The office has been plagued in scandal over the last few years, which includes a federal indictment of nine current and former judges, as well as one judge—these people are judges, mind you!—showing off pictures of his erect penis around the office.
The State Legislature has been working hard to pass a series of bills that would eliminate the court completely. In February, the State Senate voted unanimously to abolish the court and two bills passed through the House Judiciary Committee last week which would do the same. There are bills, too, which would stop any new candidates from taking a seat on traffic court, which would make the entire election you’re potentially voting in today 100 percent pointless!
Nevertheless, we recommend you take some time to familiarize yourselves with the candidates. There are three vacancies. Find the candidates you think might actually do a good job, because assuming s/he does get into office (it takes two sessions and a ballot referendum to amend the state Constitution, which would have to be done here, so this may take a while), we’d rather not hear of even more indictments, resignations, and dik pix.

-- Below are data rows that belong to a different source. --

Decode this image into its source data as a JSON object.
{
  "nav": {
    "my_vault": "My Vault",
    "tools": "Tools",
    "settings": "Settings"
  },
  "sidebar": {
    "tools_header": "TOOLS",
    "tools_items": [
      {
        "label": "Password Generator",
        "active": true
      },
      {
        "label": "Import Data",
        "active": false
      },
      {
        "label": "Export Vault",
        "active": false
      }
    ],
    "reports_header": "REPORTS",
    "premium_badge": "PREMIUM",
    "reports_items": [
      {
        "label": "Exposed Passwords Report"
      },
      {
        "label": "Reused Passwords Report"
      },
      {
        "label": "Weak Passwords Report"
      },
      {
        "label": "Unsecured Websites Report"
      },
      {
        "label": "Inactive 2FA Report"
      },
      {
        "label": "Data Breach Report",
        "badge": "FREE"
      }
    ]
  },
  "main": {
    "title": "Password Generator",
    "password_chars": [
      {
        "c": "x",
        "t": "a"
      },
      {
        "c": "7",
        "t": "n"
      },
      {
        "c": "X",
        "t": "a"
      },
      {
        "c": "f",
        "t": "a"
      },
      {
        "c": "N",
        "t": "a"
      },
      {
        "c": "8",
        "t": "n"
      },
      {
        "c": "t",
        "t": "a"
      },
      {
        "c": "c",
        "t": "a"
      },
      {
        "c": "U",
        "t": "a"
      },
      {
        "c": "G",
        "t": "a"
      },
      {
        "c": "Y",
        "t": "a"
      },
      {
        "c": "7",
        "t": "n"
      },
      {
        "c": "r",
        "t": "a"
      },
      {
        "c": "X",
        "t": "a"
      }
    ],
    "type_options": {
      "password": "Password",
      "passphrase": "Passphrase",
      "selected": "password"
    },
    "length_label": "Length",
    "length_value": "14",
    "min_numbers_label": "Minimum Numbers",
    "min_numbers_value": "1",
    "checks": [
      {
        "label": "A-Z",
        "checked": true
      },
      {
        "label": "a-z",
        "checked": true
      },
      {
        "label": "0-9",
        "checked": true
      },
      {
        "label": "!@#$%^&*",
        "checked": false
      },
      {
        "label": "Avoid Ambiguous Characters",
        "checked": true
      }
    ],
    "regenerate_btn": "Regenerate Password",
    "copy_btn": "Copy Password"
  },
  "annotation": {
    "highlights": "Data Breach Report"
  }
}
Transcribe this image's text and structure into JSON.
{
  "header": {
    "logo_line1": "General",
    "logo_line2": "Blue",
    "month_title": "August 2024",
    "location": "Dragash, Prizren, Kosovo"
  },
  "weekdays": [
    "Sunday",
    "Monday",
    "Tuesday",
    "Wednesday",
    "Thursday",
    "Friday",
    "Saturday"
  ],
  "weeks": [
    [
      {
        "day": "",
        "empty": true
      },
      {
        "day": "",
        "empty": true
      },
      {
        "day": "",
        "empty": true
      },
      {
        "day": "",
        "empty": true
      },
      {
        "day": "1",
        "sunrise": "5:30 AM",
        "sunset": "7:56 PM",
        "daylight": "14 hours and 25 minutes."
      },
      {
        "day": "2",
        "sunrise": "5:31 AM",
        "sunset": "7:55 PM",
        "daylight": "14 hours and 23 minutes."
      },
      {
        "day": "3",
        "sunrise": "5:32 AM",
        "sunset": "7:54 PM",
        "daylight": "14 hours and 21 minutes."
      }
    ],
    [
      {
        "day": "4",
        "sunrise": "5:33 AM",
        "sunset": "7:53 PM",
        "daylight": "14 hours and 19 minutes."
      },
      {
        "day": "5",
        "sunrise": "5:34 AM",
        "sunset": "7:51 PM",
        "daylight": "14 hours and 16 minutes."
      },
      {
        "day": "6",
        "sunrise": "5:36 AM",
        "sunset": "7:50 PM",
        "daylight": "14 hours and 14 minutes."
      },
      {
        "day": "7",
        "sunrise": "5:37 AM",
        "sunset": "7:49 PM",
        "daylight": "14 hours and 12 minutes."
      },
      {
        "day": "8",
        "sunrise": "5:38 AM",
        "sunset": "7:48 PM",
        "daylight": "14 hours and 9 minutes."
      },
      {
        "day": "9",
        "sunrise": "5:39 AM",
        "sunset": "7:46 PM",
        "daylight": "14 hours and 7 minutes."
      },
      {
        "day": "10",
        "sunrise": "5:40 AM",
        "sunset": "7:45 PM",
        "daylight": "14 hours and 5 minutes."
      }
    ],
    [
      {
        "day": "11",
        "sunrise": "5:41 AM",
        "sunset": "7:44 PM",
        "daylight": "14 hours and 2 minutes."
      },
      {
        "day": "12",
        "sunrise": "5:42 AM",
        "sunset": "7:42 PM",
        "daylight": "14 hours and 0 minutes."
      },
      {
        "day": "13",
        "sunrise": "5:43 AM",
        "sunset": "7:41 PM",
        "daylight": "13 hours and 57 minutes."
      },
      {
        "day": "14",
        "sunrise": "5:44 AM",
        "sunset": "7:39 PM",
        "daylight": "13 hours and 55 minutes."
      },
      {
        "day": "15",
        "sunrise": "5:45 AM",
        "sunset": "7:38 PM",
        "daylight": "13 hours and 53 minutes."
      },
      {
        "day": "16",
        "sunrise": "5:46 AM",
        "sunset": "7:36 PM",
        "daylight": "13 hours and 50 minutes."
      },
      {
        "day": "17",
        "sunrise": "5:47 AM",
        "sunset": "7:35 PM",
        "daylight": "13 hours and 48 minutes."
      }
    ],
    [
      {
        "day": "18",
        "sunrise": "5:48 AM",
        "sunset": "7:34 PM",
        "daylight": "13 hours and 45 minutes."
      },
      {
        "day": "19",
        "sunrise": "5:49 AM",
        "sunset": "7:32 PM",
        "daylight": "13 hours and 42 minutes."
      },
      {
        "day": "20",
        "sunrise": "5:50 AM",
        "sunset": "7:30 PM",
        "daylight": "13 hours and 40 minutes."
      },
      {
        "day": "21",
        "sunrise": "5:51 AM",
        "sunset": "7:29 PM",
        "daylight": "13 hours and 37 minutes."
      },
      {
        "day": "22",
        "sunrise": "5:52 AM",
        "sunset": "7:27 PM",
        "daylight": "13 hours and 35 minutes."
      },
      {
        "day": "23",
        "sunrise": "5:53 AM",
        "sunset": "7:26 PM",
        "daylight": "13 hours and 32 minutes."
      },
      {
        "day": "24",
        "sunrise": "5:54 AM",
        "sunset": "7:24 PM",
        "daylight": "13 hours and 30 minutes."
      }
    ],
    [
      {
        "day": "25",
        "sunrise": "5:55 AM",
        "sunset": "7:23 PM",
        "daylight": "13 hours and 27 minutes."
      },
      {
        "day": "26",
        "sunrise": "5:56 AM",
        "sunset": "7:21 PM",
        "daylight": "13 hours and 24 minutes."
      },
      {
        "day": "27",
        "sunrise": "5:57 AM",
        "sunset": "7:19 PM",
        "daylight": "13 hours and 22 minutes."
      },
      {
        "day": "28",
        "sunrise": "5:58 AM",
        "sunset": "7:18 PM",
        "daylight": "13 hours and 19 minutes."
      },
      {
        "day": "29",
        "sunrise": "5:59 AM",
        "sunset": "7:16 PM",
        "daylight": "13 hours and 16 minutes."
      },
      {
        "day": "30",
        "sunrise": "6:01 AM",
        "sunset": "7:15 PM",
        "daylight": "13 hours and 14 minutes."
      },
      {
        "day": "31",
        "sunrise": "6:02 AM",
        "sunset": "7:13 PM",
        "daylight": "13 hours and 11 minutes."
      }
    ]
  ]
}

But are we optimistic? Of course not! It was recently revealed that candidate Warren Bloom, the first candidate on the ballot, once pleaded guilty to a morals charge involving a 14-year-old cousin. So, you know, that!
Here are the candidates’ names. Google them if you’re getting involved today. Or not. Whatever.
District Attorney Seth Williams is up for re-election and is not facing a primary challenger, because, honestly, a primary challenger would not beat Seth Williams in a primary. He will, however, face Republican Daniel Alvarez in November. Alvarez is an associate at Lamb and McErlane, P.C. and notes that he once dropped “an aggravated assault charge after further investigation led me to believe that the man was factually innocent of aggravated assault.” Honesty! Integrity!
Court of Common Pleas
There are ninety judges in the Philadelphia Courts of Common Pleas representing Family Court Division 20, Orphans’ Court Division 3, Trial Division 67. Check here for a list of candidates, a note as to whether or not they’re recommended by the Philadelphia Bar Association and check out their websites, assuming they have one. There are 22 candidates running for six positions.
The Philadelphia Municipal Court System is responsible “for trying criminal offenses carrying maximum sentences of incarceration of five years or less, civil cases where the amount in controversy is $10,000 or less for Small Claims; unlimited dollar amounts in Landlord and Tenant cases; and $15,000 in real estate and school tax cases,” according to the Committee of Seventy. The court conducts preliminary hearings for most adult felonies. There are three vacancies and ten candidates.
Judge of Elections/Inspector of Elections
These are positions that change based on your division in the city—and there are, of course, 1,687 divisions. Judges of Elections conducts their division’s polling place in accordance with federal and state law. Inspectors also work on Election Day, enforcing voting regulations at the polls, prepares the polling place and instructs voters. There’s a majority inspector and minority inspector.